Principle 5 Acceptance 1

Principle 5, First Week
This week some wide-ranging thoughts as we begin our considerations of a new principle in our monthly rotation through the 12 Principles of Valid Action. These appear in Chapter 13 of the book, The Inner Look. This one is the fifth one and is sometimes called  “The Principle of Acceptance ” it says: “If day and night summer and winter are well with you, you have surpassed the contradiction”

Illustration by Rafael Edwards

General Thoughts about our meditations on the Principles of Valid Action
Over the next weeks we’ll consider this principle and its implications, whether it’s useful, and in what ways. We will look at how I applied it or could have applied it in the past, how it might apply in my current situation, how I imagine it might in the future. All of this is not just to understand this principle of valid action more deeply but also to begin to reflect more rigorously about our behaviour. Can I see how the Principles might be woven into a discipline that I can practice at every moment of my life, a kind of dynamic meditation, almost like learning a mental martial art – where the ability to get out of your opponents way (rather than how to punch them in the nose) is highly valued. As always we should remember the Principles are not meant as isolated bits of wisdom, any more than they’re meant as morals. They are part of a dynamic meditation, a discipline that you can practice in every moment of your life.
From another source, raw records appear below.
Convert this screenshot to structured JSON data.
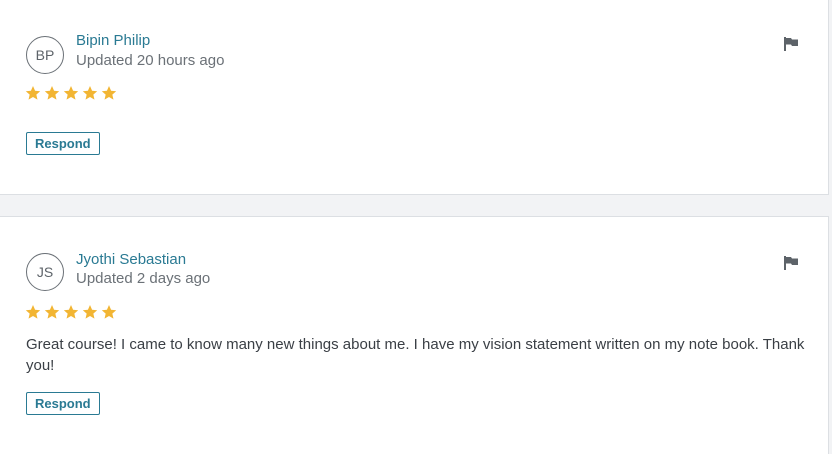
{
  "reviews": [
    {
      "initials": "BP",
      "name": "Bipin Philip",
      "updated": "Updated 20 hours ago",
      "rating": 5,
      "text": "",
      "respond_label": "Respond",
      "flag_icon": "flag-icon"
    },
    {
      "initials": "JS",
      "name": "Jyothi Sebastian",
      "updated": "Updated 2 days ago",
      "rating": 5,
      "text": "Great course! I came to know many new things about me. I have my vision statement written on my note book. Thank you!",
      "respond_label": "Respond",
      "flag_icon": "flag-icon"
    }
  ],
  "colors": {
    "accent": "#2a7a93",
    "star": "#f2b533",
    "background": "#f2f3f5"
  }
}
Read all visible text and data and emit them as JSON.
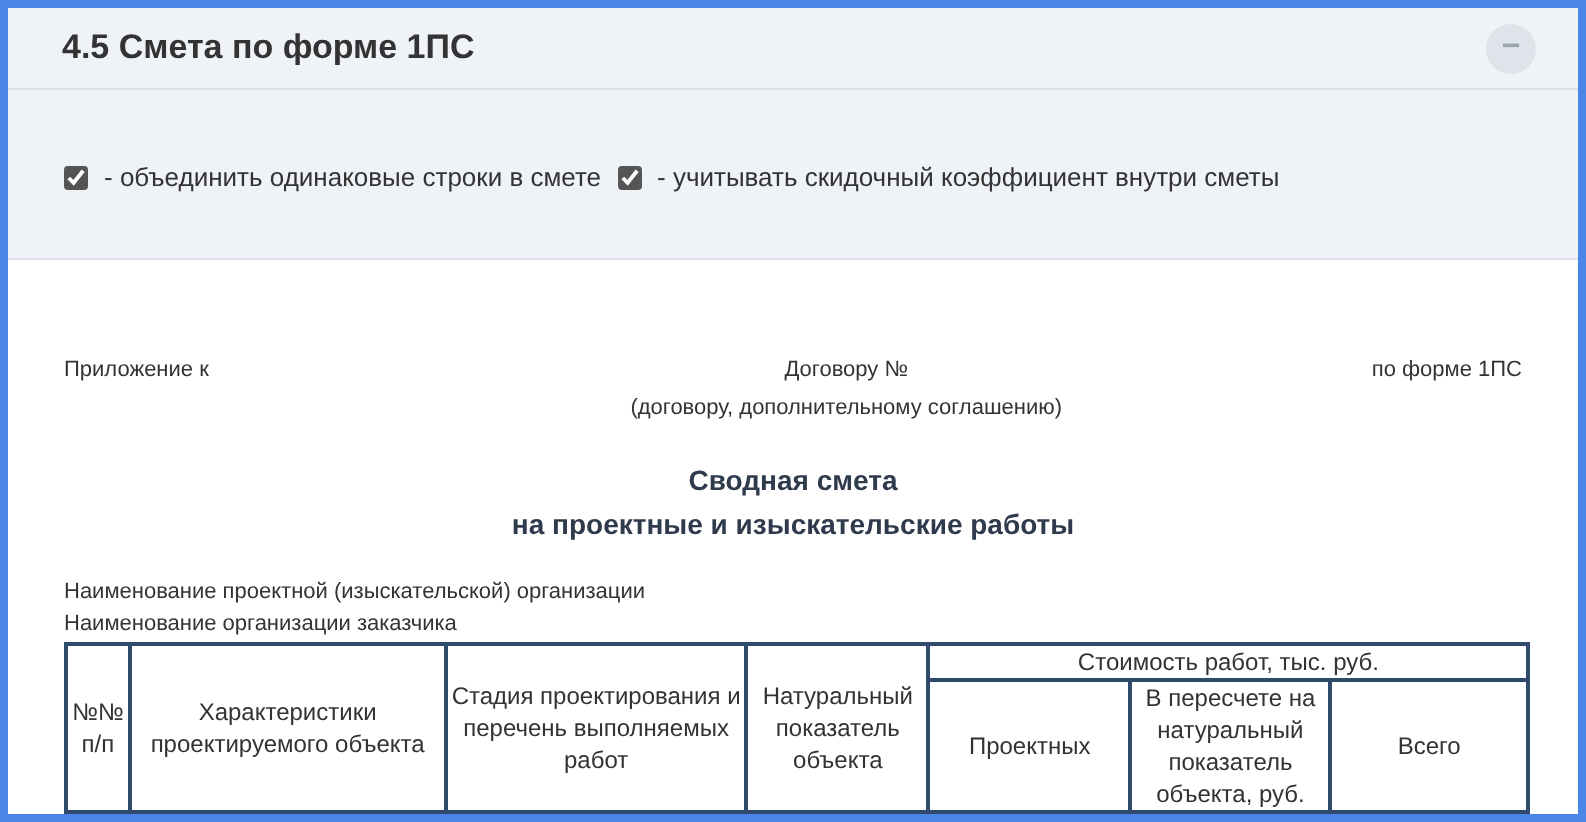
{
  "panel": {
    "title": "4.5 Смета по форме 1ПС",
    "collapse_button": "−"
  },
  "options": [
    {
      "label": "- объединить одинаковые строки в смете",
      "checked": true
    },
    {
      "label": "- учитывать скидочный коэффициент внутри сметы",
      "checked": true
    }
  ],
  "document": {
    "annex_left": "Приложение к",
    "annex_center": "Договору №",
    "annex_center_note": "(договору, дополнительному соглашению)",
    "annex_right": "по форме 1ПС",
    "title_lines": [
      "Сводная смета",
      "на проектные и изыскательские работы"
    ],
    "org_lines": [
      "Наименование проектной (изыскательской) организации",
      "Наименование организации заказчика"
    ],
    "table": {
      "columns": [
        "№№ п/п",
        "Характеристики проектируемого объекта",
        "Стадия проектирования и перечень выполняемых работ",
        "Натуральный показатель объекта"
      ],
      "group_header": "Стоимость работ, тыс. руб.",
      "sub_columns": [
        "Проектных",
        "В пересчете на натуральный показатель объекта, руб.",
        "Всего"
      ]
    }
  }
}
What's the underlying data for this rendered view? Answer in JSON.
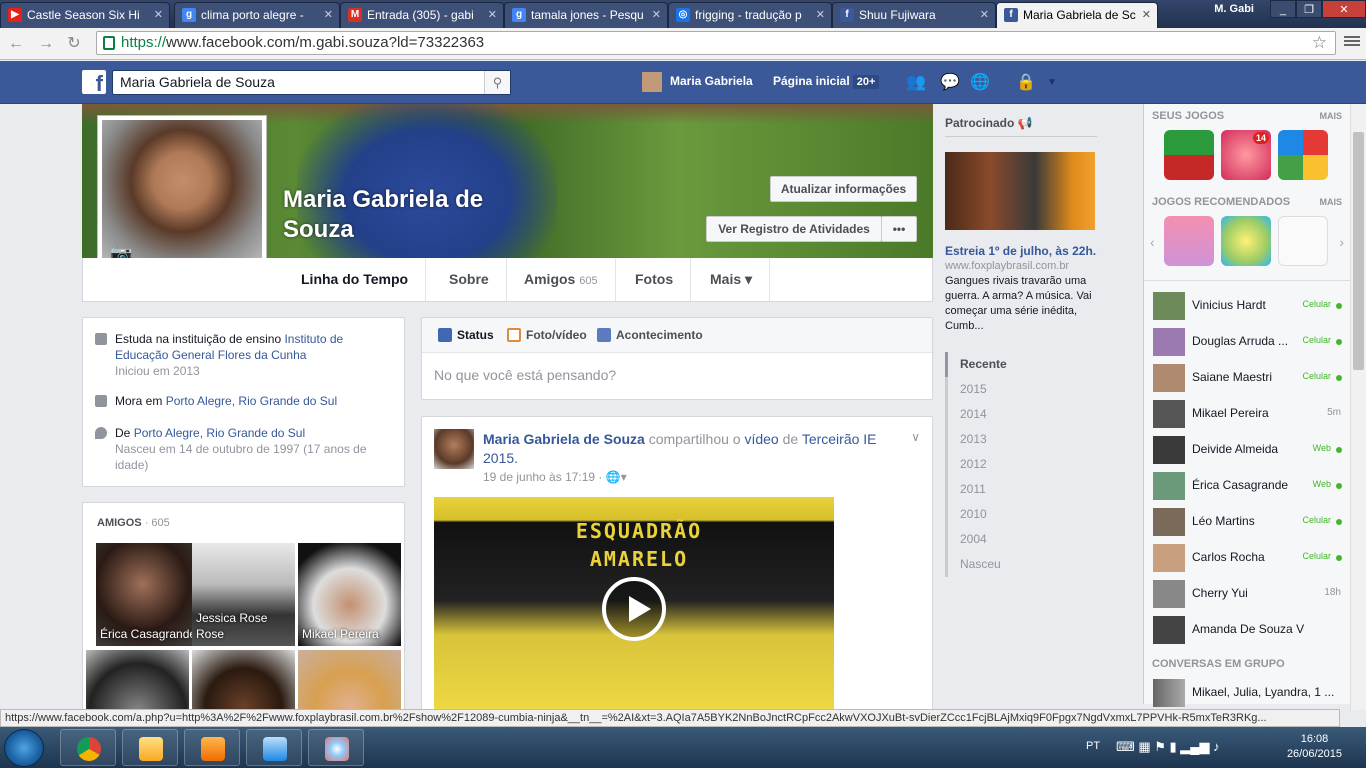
{
  "browser": {
    "tabs": [
      {
        "label": "Castle Season Six Hi",
        "icon": "youtube-icon",
        "color": "#e62117",
        "glyph": "▶"
      },
      {
        "label": "clima porto alegre -",
        "icon": "google-icon",
        "color": "#4285f4",
        "glyph": "g"
      },
      {
        "label": "Entrada (305) - gabi",
        "icon": "gmail-icon",
        "color": "#d93025",
        "glyph": "M"
      },
      {
        "label": "tamala jones - Pesqu",
        "icon": "google-icon",
        "color": "#4285f4",
        "glyph": "g"
      },
      {
        "label": "frigging - tradução p",
        "icon": "translator-icon",
        "color": "#1a73e8",
        "glyph": "◎"
      },
      {
        "label": "Shuu Fujiwara",
        "icon": "facebook-icon",
        "color": "#3b5998",
        "glyph": "f"
      },
      {
        "label": "Maria Gabriela de Sc",
        "icon": "facebook-icon",
        "color": "#3b5998",
        "glyph": "f"
      }
    ],
    "user": "M. Gabi",
    "url_scheme": "https://",
    "url_rest": "www.facebook.com/m.gabi.souza?ld=73322363",
    "status_url": "https://www.facebook.com/a.php?u=http%3A%2F%2Fwww.foxplaybrasil.com.br%2Fshow%2F12089-cumbia-ninja&__tn__=%2AI&xt=3.AQIa7A5BYK2NnBoJnctRCpFcc2AkwVXOJXuBt-svDierZCcc1FcjBLAjMxiq9F0Fpgx7NgdVxmxL7PPVHk-R5mxTeR3RKg..."
  },
  "fb": {
    "search_value": "Maria Gabriela de Souza",
    "nav_name": "Maria Gabriela",
    "home_label": "Página inicial",
    "home_badge": "20+"
  },
  "profile": {
    "name": "Maria Gabriela de Souza",
    "update_info": "Atualizar informações",
    "activity_log": "Ver Registro de Atividades",
    "more_dots": "•••",
    "tabs": [
      {
        "label": "Linha do Tempo"
      },
      {
        "label": "Sobre"
      },
      {
        "label": "Amigos",
        "count": "605"
      },
      {
        "label": "Fotos"
      },
      {
        "label": "Mais ▾"
      }
    ]
  },
  "intro": {
    "study_prefix": "Estuda na instituição de ensino",
    "study_link": "Instituto de Educação General Flores da Cunha",
    "study_since": "Iniciou em 2013",
    "lives_prefix": "Mora em",
    "lives_link": "Porto Alegre, Rio Grande do Sul",
    "from_prefix": "De",
    "from_link": "Porto Alegre, Rio Grande do Sul",
    "born": "Nasceu em 14 de outubro de 1997 (17 anos de idade)"
  },
  "friends": {
    "title": "AMIGOS",
    "count": "· 605",
    "items": [
      {
        "name": "Érica Casagrande"
      },
      {
        "name": "Jessica Rose Rose"
      },
      {
        "name": "Mikael Pereira"
      },
      {
        "name": ""
      },
      {
        "name": ""
      },
      {
        "name": ""
      }
    ]
  },
  "composer": {
    "status": "Status",
    "photo": "Foto/vídeo",
    "event": "Acontecimento",
    "placeholder": "No que você está pensando?"
  },
  "post": {
    "author": "Maria Gabriela de Souza",
    "shared": "compartilhou o",
    "video_word": "vídeo",
    "of": "de",
    "source": "Terceirão IE 2015.",
    "time": "19 de junho às 17:19 ·",
    "video_text": "ESQUADRÃO AMARELO"
  },
  "ad": {
    "sponsored": "Patrocinado",
    "title": "Estreia 1º de julho, às 22h...",
    "url": "www.foxplaybrasil.com.br",
    "desc": "Gangues rivais travarão uma guerra. A arma? A música. Vai começar uma série inédita, Cumb..."
  },
  "timeline_years": [
    "Recente",
    "2015",
    "2014",
    "2013",
    "2012",
    "2011",
    "2010",
    "2004",
    "Nasceu"
  ],
  "sidebar": {
    "my_games": "SEUS JOGOS",
    "recommended": "JOGOS RECOMENDADOS",
    "more": "MAIS",
    "game_badge": "14",
    "group_chats": "CONVERSAS EM GRUPO",
    "contacts": [
      {
        "name": "Vinicius Hardt",
        "status": "Celular",
        "dot": true
      },
      {
        "name": "Douglas Arruda ...",
        "status": "Celular",
        "dot": true
      },
      {
        "name": "Saiane Maestri",
        "status": "Celular",
        "dot": true
      },
      {
        "name": "Mikael Pereira",
        "status": "5m",
        "dot": false
      },
      {
        "name": "Deivide Almeida",
        "status": "Web",
        "dot": true
      },
      {
        "name": "Érica Casagrande",
        "status": "Web",
        "dot": true
      },
      {
        "name": "Léo Martins",
        "status": "Celular",
        "dot": true
      },
      {
        "name": "Carlos Rocha",
        "status": "Celular",
        "dot": true
      },
      {
        "name": "Cherry Yui",
        "status": "18h",
        "dot": false
      },
      {
        "name": "Amanda De Souza Ventura",
        "status": "",
        "dot": false
      }
    ],
    "group": "Mikael, Julia, Lyandra, 1 ..."
  },
  "taskbar": {
    "lang": "PT",
    "time": "16:08",
    "date": "26/06/2015"
  }
}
They are principles, general ideas that you can weave together into a coherent style of life.

Personal Reflections on the Principle of Acceptance.
As always I offer these thoughts in the spirit of dialogue and exchange, and look forward to hearing your thoughts about, and experiences with, this principle.

As soon as I begin thinking about this stuff I think something like: how can I accept both summer and winter as things that are both well? How can I possibly see day and night as the same. At first it doesn’t strike me as reasonable, possible or even desirable. What could it mean to see these opposites as the same — not in the sense of identical but somehow as complementary rather than contradictory.

Here’s an interpretation of our old friend Lao Tzu’s thoughts about this subject. (I realize that I quote him a lot. Not as much as I quote Silo but a lot nonetheless.)

It’s from chapter 13 of the Tao the Ching of Lao Tzu (or Laozi, or Lotzi , or Lao Tzi, as you prefer)

Accept disgrace willingly.
Accept misfortune as the human condition.

What do you mean by “Accept disgrace willingly”?
Accept being unimportant.
Do not be concerned with loss and gain.
This is called “accepting disgrace willingly.”

What do you mean by “Accept misfortune as the human condition”?
Misfortune comes from having a body.
Without a body, how could there be misfortune?

Surrender yourself humbly; then you can be trusted to care for all things.
Love the world as your own self; then you can truly care for all things.

Taoism, the school that considers Lao Tzu to be its founder uses the famous Yin Yang as its symbol. This design (also called the symbol of the Tai Chi or Taiji, which means something like symbol of the “great ultimate”). To me it seems to show the opposites as included as part of a whole, but also somehow including each other, all held together in some kind of dynamic tension.

Living around the same time as Lao Tzu, but half a world away, (Greece as opposed to China) was Heraclitus of Ephesia (he’s also called Heraclitus the Dark, Heraclitus the Obscure, and also the Weeping Philosopher — but don’t let any of that scare you off).

He didn’t say much but from the fragments of his thoughts that have come down to us we can see that he also thought about this subject a lot. Even our form of expressing the principle seems to signal a nod in his direction. Here’s some of what he said:

God is day and night, winter and summer, war and peace, surfeit and hunger; but he takes various shapes, just as fire, when it is mingled with spices, is named according to the savour of each.

Cold things become warm, and what is warm cools; what is wet dries, and the parched is moistened

But really the statement of his that I was considering most these last few day’s is this one.

They do not understand how that which differs with itself in is agreement: harmony consists of opposing tension, like that of the bow and the lyre.

These notes have been posted on the Facebook page and to the mailing list of Community of Silo’s Message, Toronto Annex.

Remember this document has more examples of, and information about, the Principles of Valid Action in general, and this one in particular.

We’d all love to hear your comments, thoughts about, considerations of, or artwork inspired by, any of this.